**What needs to be done**. All lines in the data that hold the word "Periodicita" need copying.

(Dataset excerpts)
····················

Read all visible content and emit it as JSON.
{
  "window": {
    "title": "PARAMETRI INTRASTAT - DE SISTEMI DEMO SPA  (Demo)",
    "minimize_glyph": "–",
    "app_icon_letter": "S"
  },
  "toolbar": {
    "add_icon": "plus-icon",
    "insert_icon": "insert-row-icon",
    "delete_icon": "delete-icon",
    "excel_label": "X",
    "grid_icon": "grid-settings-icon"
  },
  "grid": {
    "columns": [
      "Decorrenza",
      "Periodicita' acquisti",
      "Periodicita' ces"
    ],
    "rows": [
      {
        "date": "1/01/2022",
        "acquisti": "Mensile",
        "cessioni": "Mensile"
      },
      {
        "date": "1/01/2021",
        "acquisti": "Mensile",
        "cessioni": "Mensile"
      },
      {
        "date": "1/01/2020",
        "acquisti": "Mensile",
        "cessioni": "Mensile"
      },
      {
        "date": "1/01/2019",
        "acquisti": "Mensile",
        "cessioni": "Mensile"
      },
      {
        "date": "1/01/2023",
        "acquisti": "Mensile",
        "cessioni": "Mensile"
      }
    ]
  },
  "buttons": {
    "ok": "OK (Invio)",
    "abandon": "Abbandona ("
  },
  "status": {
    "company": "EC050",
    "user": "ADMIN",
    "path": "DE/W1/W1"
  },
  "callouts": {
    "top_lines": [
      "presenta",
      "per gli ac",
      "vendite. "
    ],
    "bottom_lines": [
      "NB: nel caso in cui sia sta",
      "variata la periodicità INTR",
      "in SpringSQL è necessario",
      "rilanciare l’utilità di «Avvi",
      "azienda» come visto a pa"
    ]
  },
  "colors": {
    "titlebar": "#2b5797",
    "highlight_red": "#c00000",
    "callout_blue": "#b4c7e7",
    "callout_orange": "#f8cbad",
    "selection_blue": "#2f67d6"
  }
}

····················

**Written solution**.
      "Periodicita' acquisti",
      "Periodicita' ces"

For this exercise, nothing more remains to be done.